Treat the whole family

Treating just one member of the family for their threadworm infection and neglecting to treat the others increases the risk of reinfestation significantly. If you spot the signs and symptoms of a threadworm infection in one family member, be sure to act fast and treat everyone living in the house – including adults! Sometimes worm infections aren't flagged in other family members because not everyone will exhibit symptoms (especially adults) – so it's crucial to be on the safe side and treat everyone, rather than leaving a potential infection free to flourish.

Clean the home post-treatment

Once you've addressed the threadworm problem internally using COMBANTRIN® or COMBANTRIN®-1, you should also do a thorough clean-up of your home.

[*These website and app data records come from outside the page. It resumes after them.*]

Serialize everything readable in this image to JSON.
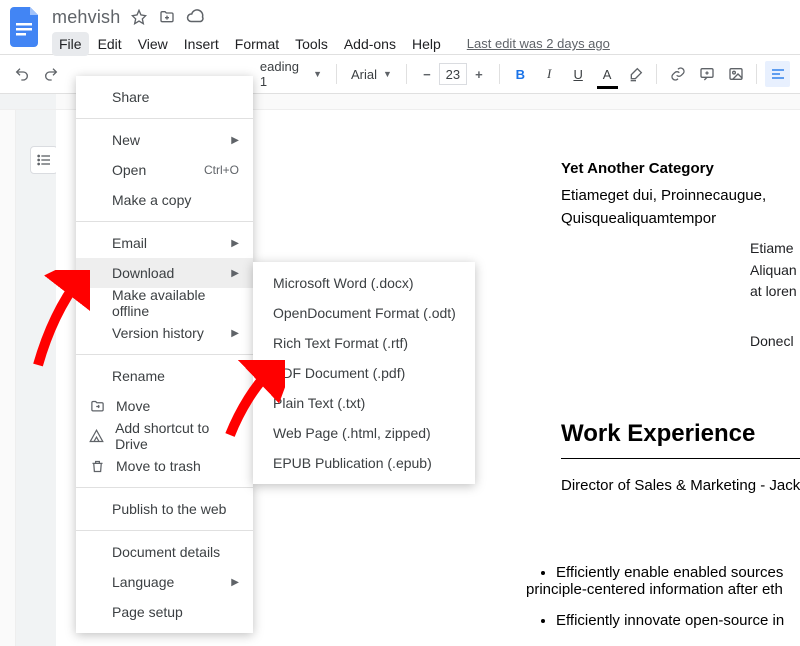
{
  "doc": {
    "title": "mehvish",
    "last_edit": "Last edit was 2 days ago"
  },
  "menubar": {
    "items": [
      "File",
      "Edit",
      "View",
      "Insert",
      "Format",
      "Tools",
      "Add-ons",
      "Help"
    ]
  },
  "toolbar": {
    "style": "eading 1",
    "font": "Arial",
    "font_size": "23"
  },
  "file_menu": {
    "share": "Share",
    "new": "New",
    "open": "Open",
    "open_shortcut": "Ctrl+O",
    "make_copy": "Make a copy",
    "email": "Email",
    "download": "Download",
    "make_offline": "Make available offline",
    "version_history": "Version history",
    "rename": "Rename",
    "move": "Move",
    "add_shortcut": "Add shortcut to Drive",
    "trash": "Move to trash",
    "publish": "Publish to the web",
    "doc_details": "Document details",
    "language": "Language",
    "page_setup": "Page setup"
  },
  "download_menu": {
    "docx": "Microsoft Word (.docx)",
    "odt": "OpenDocument Format (.odt)",
    "rtf": "Rich Text Format (.rtf)",
    "pdf": "PDF Document (.pdf)",
    "txt": "Plain Text (.txt)",
    "html": "Web Page (.html, zipped)",
    "epub": "EPUB Publication (.epub)"
  },
  "doc_body": {
    "cat_heading": "Yet Another Category",
    "cat_text": "Etiameget dui, Proinnecaugue, Quisquealiquamtempor",
    "work_h": "Work Experience",
    "work_line": "Director of Sales & Marketing - Jackso",
    "bullet1": "Efficiently enable enabled sources",
    "bullet1b": "principle-centered information after eth",
    "bullet2": "Efficiently innovate open-source in",
    "snip1": "Etiame",
    "snip2": "Aliquan",
    "snip3": "at loren",
    "snip4": "Donecl"
  }
}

Worm eggs can survive for several days on external surfaces, but you can play your part in preventing a reinfestation by doing the following:

  • Wash all the bedsheets and linen that family members have been sleeping on with hot water, to kill any remaining eggs. Don't forget the favourite teddy or security blanket, and take care not to shake linen when removing bedclothes - you could be spreading infectious eggs into the air.
  • Using hot water, wash all towels, flannels and other textiles that regularly come into contact with skin (cushions, throws, blankets, etc.).
  • Disinfect all hard surfaces, including kitchen counters, bathroom counters, the area around the bathroom sink and any tables or workstations you might have.
  • Vacuum carpets & wash floors
  • Plastic toys can harbour the infection for days – gather all of your little one's go-to playthings and disinfect them as thoroughly as possible.
  • Showering rather than bathing is recommended in the days after treatment – so don't forget to wash the shower curtain and bath mat afterwards!

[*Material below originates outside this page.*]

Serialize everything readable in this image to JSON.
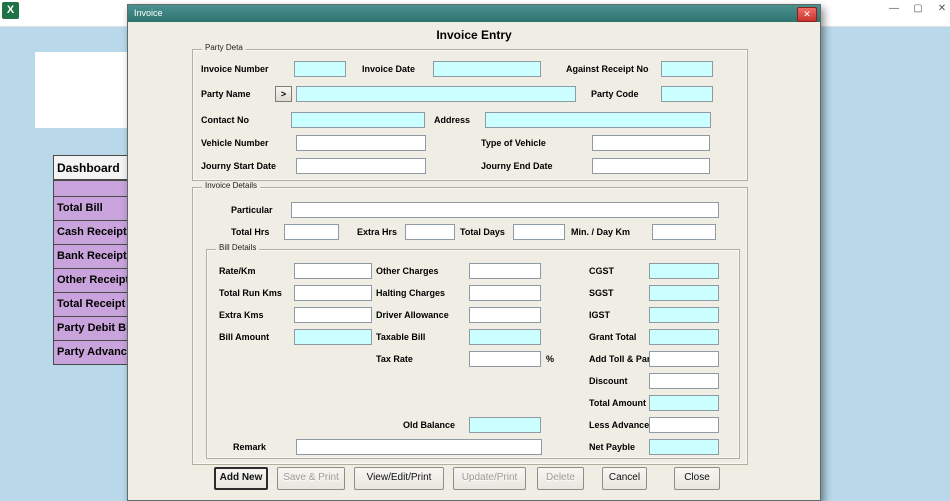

A follow-up treatment

The initial treatment of threadworms is essential, but leaving it there may be leaving the job unfinished! Threadworm eggs, laid around the anus, are untouched by treatments such as COMBANTRIN® or COMBANTRIN®-1 – and these eggs can hatch after the initial treatment, causing the infection to flare up all over again.

In order to make sure any new adult worms that may have developed from the eggs and larvae are dealt with, a follow-up deworming treatment is recommended around two to four weeks after the initial dose if symptoms are still present. This period of time gives the eggs the chance to hatch and mature into adult worms, before they're treated and flushed out of the body by COMBANTRIN® or COMBANTRIN®-1.

Pay attention to kids' hygiene

Once you've administered the treatment, it's recommended that children shower rather than bathe for at least a few days afterwards. This helps to remove any remaining eggs from the anal region. Wash your hands regularly to avoid picking up the infection yourself, and encourage children to do the same, especially after using the toilet or playing outside. It also helps if fingernails are kept short and clean – longer nails can provide a great hiding place for the infection.

Try to ensure that children go to bed in fairly snug underwear, rather than loose pyjamas. This can make it harder to scratch, which reduces the risk of any remaining eggs being transferred to fingers. Lastly, try to discourage children from placing objects and fingers in their mouths, as this will help prevent reinfestation occurring.

Tell your friends

Notify your friends and the school / kindergarten that you have treated for threadworms. Informing others will help to break the cycle of threadworm infestation. You can assist by encouraging caregivers to check kids for symptoms and ensure children who may show symptoms are treated.

By following each of these tips, and by thoroughly treating an infection with COMBANTRIN® or COMBANTRIN®-1, you can help to reduce the risk of reinfestation and keep your family worm-free.

Allergy Checklist


See COMBANTRIN® allergy checklist, if you are sensitive to any of the additives found in medicines.

Treat Worm Infections in Children

Treat Worm Infections in Children

Threadworm infections can happen to anybody. Be prepared, to stay on top of worms.